━━ Material for this exercise ━━

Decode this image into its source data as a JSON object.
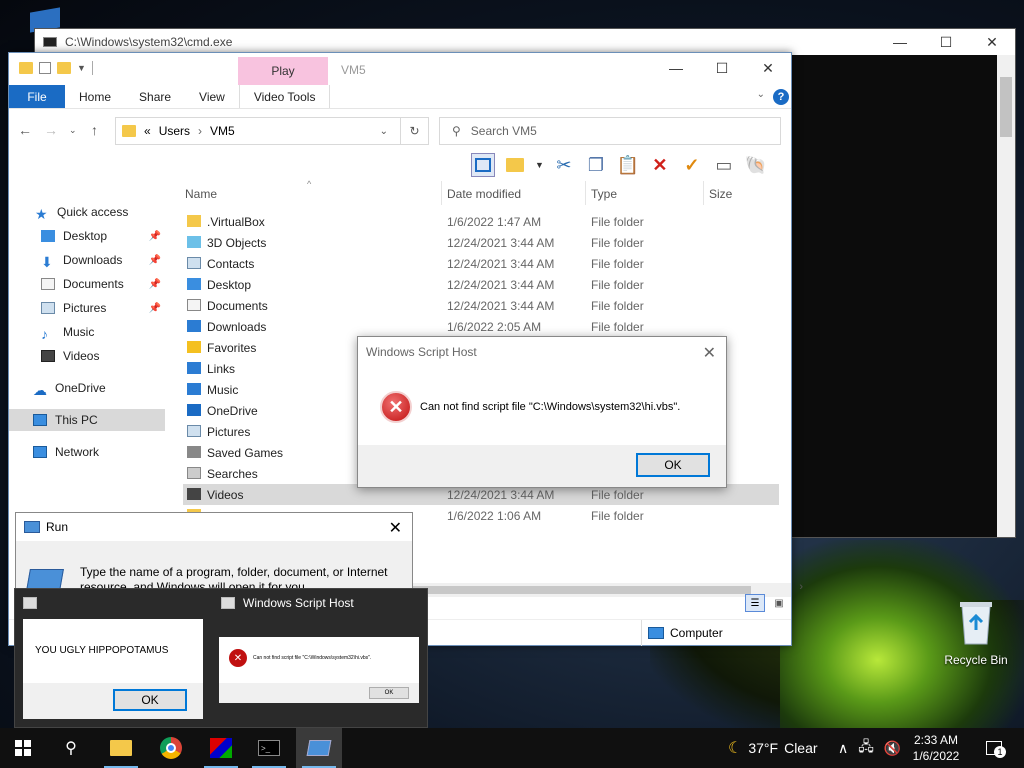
{
  "cmd": {
    "title": "C:\\Windows\\system32\\cmd.exe"
  },
  "explorer": {
    "title": "VM5",
    "contextual_tab": "Play",
    "tabs": [
      "File",
      "Home",
      "Share",
      "View",
      "Video Tools"
    ],
    "address": {
      "prefix": "«",
      "parts": [
        "Users",
        "VM5"
      ]
    },
    "search_placeholder": "Search VM5",
    "nav": [
      {
        "label": "Quick access",
        "pinned": false
      },
      {
        "label": "Desktop",
        "pinned": true
      },
      {
        "label": "Downloads",
        "pinned": true
      },
      {
        "label": "Documents",
        "pinned": true
      },
      {
        "label": "Pictures",
        "pinned": true
      },
      {
        "label": "Music",
        "pinned": false
      },
      {
        "label": "Videos",
        "pinned": false
      },
      {
        "label": "OneDrive",
        "pinned": false
      },
      {
        "label": "This PC",
        "pinned": false
      },
      {
        "label": "Network",
        "pinned": false
      }
    ],
    "columns": {
      "name": "Name",
      "date": "Date modified",
      "type": "Type",
      "size": "Size"
    },
    "rows": [
      {
        "name": ".VirtualBox",
        "date": "1/6/2022 1:47 AM",
        "type": "File folder"
      },
      {
        "name": "3D Objects",
        "date": "12/24/2021 3:44 AM",
        "type": "File folder"
      },
      {
        "name": "Contacts",
        "date": "12/24/2021 3:44 AM",
        "type": "File folder"
      },
      {
        "name": "Desktop",
        "date": "12/24/2021 3:44 AM",
        "type": "File folder"
      },
      {
        "name": "Documents",
        "date": "12/24/2021 3:44 AM",
        "type": "File folder"
      },
      {
        "name": "Downloads",
        "date": "1/6/2022 2:05 AM",
        "type": "File folder"
      },
      {
        "name": "Favorites",
        "date": "",
        "type": ""
      },
      {
        "name": "Links",
        "date": "",
        "type": ""
      },
      {
        "name": "Music",
        "date": "",
        "type": ""
      },
      {
        "name": "OneDrive",
        "date": "",
        "type": ""
      },
      {
        "name": "Pictures",
        "date": "",
        "type": ""
      },
      {
        "name": "Saved Games",
        "date": "",
        "type": ""
      },
      {
        "name": "Searches",
        "date": "",
        "type": ""
      },
      {
        "name": "Videos",
        "date": "12/24/2021 3:44 AM",
        "type": "File folder"
      },
      {
        "name": "",
        "date": "1/6/2022 1:06 AM",
        "type": "File folder"
      }
    ],
    "status_computer": "Computer"
  },
  "wsh_dialog": {
    "title": "Windows Script Host",
    "message": "Can not find script file \"C:\\Windows\\system32\\hi.vbs\".",
    "ok": "OK"
  },
  "run_dialog": {
    "title": "Run",
    "description": "Type the name of a program, folder, document, or Internet resource, and Windows will open it for you."
  },
  "preview": {
    "title": "Windows Script Host",
    "box1_message": "YOU UGLY HIPPOPOTAMUS",
    "box1_ok": "OK",
    "box2_message": "Can not find script file \"C:\\Windows\\system32\\hi.vbs\".",
    "box2_ok": "OK"
  },
  "desktop": {
    "recycle_bin": "Recycle Bin"
  },
  "taskbar": {
    "weather_temp": "37°F",
    "weather_desc": "Clear",
    "time": "2:33 AM",
    "date": "1/6/2022",
    "notifications": "1"
  },
  "colors": {
    "accent": "#1a6bc4",
    "play_tab": "#f8c3df",
    "error": "#c01010"
  }
}
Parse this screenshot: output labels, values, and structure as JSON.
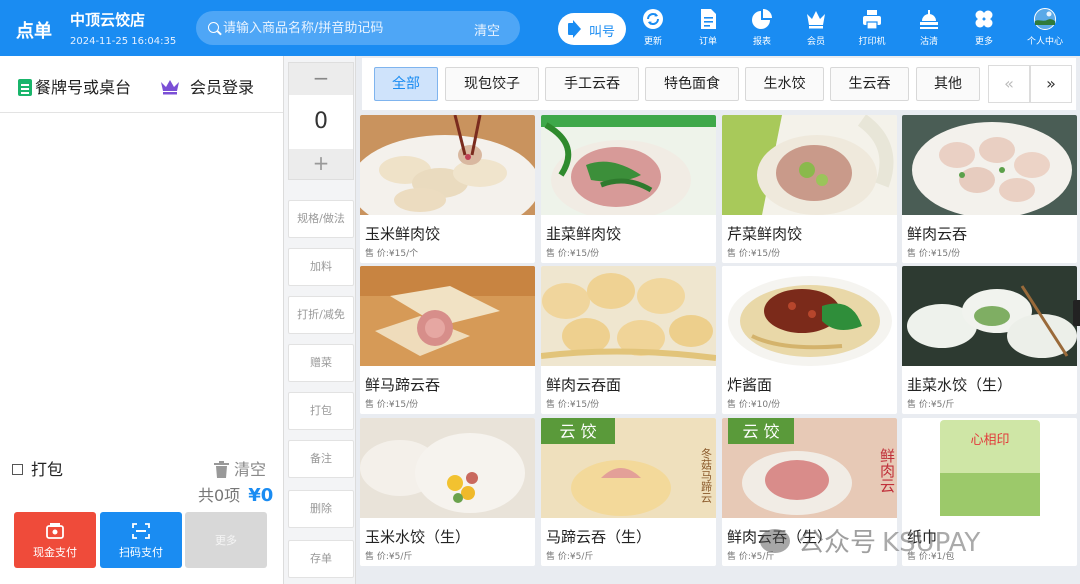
{
  "header": {
    "app_title": "点单",
    "store_name": "中顶云饺店",
    "datetime": "2024-11-25 16:04:35",
    "search_placeholder": "请输入商品名称/拼音助记码",
    "search_clear": "清空",
    "call_button": "叫号",
    "toolbar": [
      {
        "icon": "refresh-icon",
        "label": "更新"
      },
      {
        "icon": "order-document-icon",
        "label": "订单"
      },
      {
        "icon": "pie-chart-icon",
        "label": "报表"
      },
      {
        "icon": "crown-icon",
        "label": "会员"
      },
      {
        "icon": "printer-icon",
        "label": "打印机"
      },
      {
        "icon": "cleanup-icon",
        "label": "沽清"
      },
      {
        "icon": "more-grid-icon",
        "label": "更多"
      },
      {
        "icon": "user-avatar-icon",
        "label": "个人中心"
      }
    ]
  },
  "left_panel": {
    "table_number": "餐牌号或桌台",
    "member_login": "会员登录",
    "pack_label": "打包",
    "clear_label": "清空",
    "total_count": "共0项",
    "total_amount": "¥0",
    "pay_cash": "现金支付",
    "pay_scan": "扫码支付",
    "pay_more": "更多"
  },
  "middle": {
    "quantity": "0",
    "minus": "−",
    "plus": "+",
    "actions": [
      "规格/做法",
      "加料",
      "打折/减免",
      "赠菜",
      "打包",
      "备注",
      "删除",
      "存单"
    ]
  },
  "categories": [
    "全部",
    "现包饺子",
    "手工云吞",
    "特色面食",
    "生水饺",
    "生云吞",
    "其他"
  ],
  "active_category": "全部",
  "pager": {
    "prev": "«",
    "next": "»"
  },
  "products": [
    {
      "name": "玉米鲜肉饺",
      "price": "售 价:¥15/个",
      "image": "dumpling-plate"
    },
    {
      "name": "韭菜鲜肉饺",
      "price": "售 价:¥15/份",
      "image": "chive-dumpling"
    },
    {
      "name": "芹菜鲜肉饺",
      "price": "售 价:¥15/份",
      "image": "celery-dumpling"
    },
    {
      "name": "鲜肉云吞",
      "price": "售 价:¥15/份",
      "image": "wonton-bowl"
    },
    {
      "name": "鲜马蹄云吞",
      "price": "售 价:¥15/份",
      "image": "wonton-cut"
    },
    {
      "name": "鲜肉云吞面",
      "price": "售 价:¥15/份",
      "image": "wonton-noodle"
    },
    {
      "name": "炸酱面",
      "price": "售 价:¥10/份",
      "image": "zhajiang-noodle"
    },
    {
      "name": "韭菜水饺（生）",
      "price": "售 价:¥5/斤",
      "image": "raw-chive-dumpling"
    },
    {
      "name": "玉米水饺（生）",
      "price": "售 价:¥5/斤",
      "image": "corn-dumpling"
    },
    {
      "name": "马蹄云吞（生）",
      "price": "售 价:¥5/斤",
      "image": "raw-wonton",
      "image_text": "云 饺",
      "image_side_text": "冬菇马蹄云"
    },
    {
      "name": "鲜肉云吞（生）",
      "price": "售 价:¥5/斤",
      "image": "raw-meat-wonton",
      "image_text": "云 饺",
      "image_side_text": "鲜肉云"
    },
    {
      "name": "纸巾",
      "price": "售 价:¥1/包",
      "image": "tissue-pack",
      "image_text": "心相印"
    }
  ],
  "watermark": {
    "text": "公众号",
    "sub": "KSUPAY"
  },
  "colors": {
    "primary": "#1a8cf2",
    "cash": "#ef4b3a",
    "green": "#19b56b",
    "member": "#7b4fd6"
  }
}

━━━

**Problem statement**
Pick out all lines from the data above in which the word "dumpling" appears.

**Reply**
      "image": "dumpling-plate"
      "image": "chive-dumpling"
      "image": "celery-dumpling"
      "image": "raw-chive-dumpling"
      "image": "corn-dumpling"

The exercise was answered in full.